In the simulation you'll notice that the peak voltage on input is a little less than 1 Volt and on the output is just under 5 Volts and that the sine-waves are opposite each other. So you can see, 5x amplification and negative each other (phase offset by 180 degrees).

### Re: #8 The OpAmp [Post Homework Here]

Posted: Sat Dec 15, 2012 8:28 pm
That worked for the comparator, thanks.

Will post screenshot of amplification if I ever get it working...

### Re: #8 The OpAmp [Post Homework Here]

Posted: Sat Dec 15, 2012 8:31 pm
coresnake wrote:That worked for the comparator, thanks.

Will post screenshot of amplification if I ever get it working...

Check my post above, I edited it with some details about the amplification side of things.

### Re: #8 The OpAmp [Post Homework Here]

Posted: Sat Dec 15, 2012 9:13 pm
Wait.. so it only works with AC source?

### Re: #8 The OpAmp [Post Homework Here]

Posted: Sun Dec 16, 2012 1:44 am
This is what I got using AC.. seems to be -5x voltage alright:

http://i.imgur.com/wfkBf.png

### Re: #8 The OpAmp [Post Homework Here]

Posted: Sun Dec 16, 2012 5:37 am
coresnake wrote:This is what I got using AC.. seems to be -5x voltage alright:

http://i.imgur.com/wfkBf.png
coresnake wrote:Wait.. so it only works with AC source?

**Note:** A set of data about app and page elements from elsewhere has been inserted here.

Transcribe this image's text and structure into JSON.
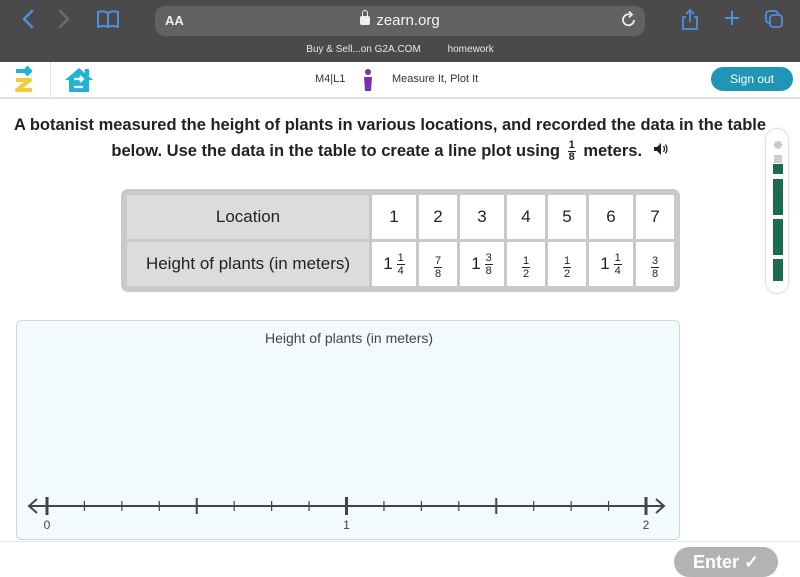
{
  "browser": {
    "back_icon": "chevron-left",
    "forward_icon": "chevron-right",
    "reader_icon": "book",
    "text_size_label": "AA",
    "url": "zearn.org",
    "reload_icon": "reload",
    "share_icon": "share",
    "new_tab_icon": "plus",
    "tabs_icon": "tabs",
    "bookmarks": [
      "Buy & Sell...on G2A.COM",
      "homework"
    ]
  },
  "app": {
    "lesson_code": "M4|L1",
    "lesson_title": "Measure It, Plot It",
    "sign_out_label": "Sign out",
    "brand_color": "#1f96b5"
  },
  "question": {
    "text_before": "A botanist measured the height of plants in various locations, and recorded the data in the table below. Use the data in the table to create a line plot using",
    "fraction": {
      "numerator": "1",
      "denominator": "8"
    },
    "text_after": "meters."
  },
  "progress": {
    "completed_segments": 3,
    "total_segments": 4,
    "color": "#1b6b4c"
  },
  "table": {
    "row_headers": [
      "Location",
      "Height of plants (in meters)"
    ],
    "locations": [
      "1",
      "2",
      "3",
      "4",
      "5",
      "6",
      "7"
    ],
    "heights": [
      {
        "whole": "1",
        "numerator": "1",
        "denominator": "4"
      },
      {
        "whole": "",
        "numerator": "7",
        "denominator": "8"
      },
      {
        "whole": "1",
        "numerator": "3",
        "denominator": "8"
      },
      {
        "whole": "",
        "numerator": "1",
        "denominator": "2"
      },
      {
        "whole": "",
        "numerator": "1",
        "denominator": "2"
      },
      {
        "whole": "1",
        "numerator": "1",
        "denominator": "4"
      },
      {
        "whole": "",
        "numerator": "3",
        "denominator": "8"
      }
    ]
  },
  "line_plot": {
    "title": "Height of plants (in meters)",
    "axis_min": 0,
    "axis_max": 2,
    "tick_interval": 0.125,
    "major_tick_interval": 0.5,
    "labels": [
      {
        "value": 0,
        "text": "0"
      },
      {
        "value": 1,
        "text": "1"
      },
      {
        "value": 2,
        "text": "2"
      }
    ],
    "points": []
  },
  "enter_label": "Enter ✓"
}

Hey,

That's right, only AC signals can be amplified. If you speed up your signal from 1Hz to say, 1 KHz your Transient Analysis will look a lot better.

### Re: #8 The OpAmp [Post Homework Here]

Posted: Sun Dec 16, 2012 2:00 pm
Thanks again for the help!
http://i.imgur.com/9unld.png same circuit with frequency at 1kHz, that was awesome!

### Re: #8 The OpAmp [Post Homework Here]

Posted: Thu Feb 07, 2013 12:31 am
HOMEWORK QUESTION 1
What are two uses for Op-Amps?
Inverting and summing
HOMEWORK QUESTION 2
What are the two main types of amplifier configurations used with Op-Amps?
Inverting and non-inverting
HOMEWORK QUESTION 3
How can an Op-Amp be used as a comparator?
A ‘comparator’ is an circuit that compares two input voltages. One voltage is called the reference voltage (Vref) and the other is called the input voltage (Vin).
When Vin rises above or falls below Vref the output changes polarity (+ becomes -).
HOMEWORK QUESTION 4
What are the 5 main pins of a standard Op-Amp?
1=offset null, 2=inverting input, 3=non-inverting input, 4=V-, 5=offset null, 6=output, 7=V+,8=NC

### Re: #8 The OpAmp [Post Homework Here]

Posted: Sat Feb 16, 2013 5:06 am
jonnyquin wrote:HOMEWORK QUESTION 1
What are two uses for Op-Amps?
Inverting and summing
HOMEWORK QUESTION 2
What are the two main types of amplifier configurations used with Op-Amps?
Inverting and non-inverting
HOMEWORK QUESTION 3
How can an Op-Amp be used as a comparator?
A ‘comparator’ is an circuit that compares two input voltages. One voltage is called the reference voltage (Vref) and the other is called the input voltage (Vin).
When Vin rises above or falls below Vref the output changes polarity (+ becomes -).
HOMEWORK QUESTION 4
What are the 5 main pins of a standard Op-Amp?
1=offset null, 2=inverting input, 3=non-inverting input, 4=V-, 5=offset null, 6=output, 7=V+,8=NC

Good answers, you brought up a few things I didn't talk about in the video like summing and the two offset null pins. Wish there was more time to teach it all, but I'll have to save that kind of stuff for a more advanced lesson. Well done!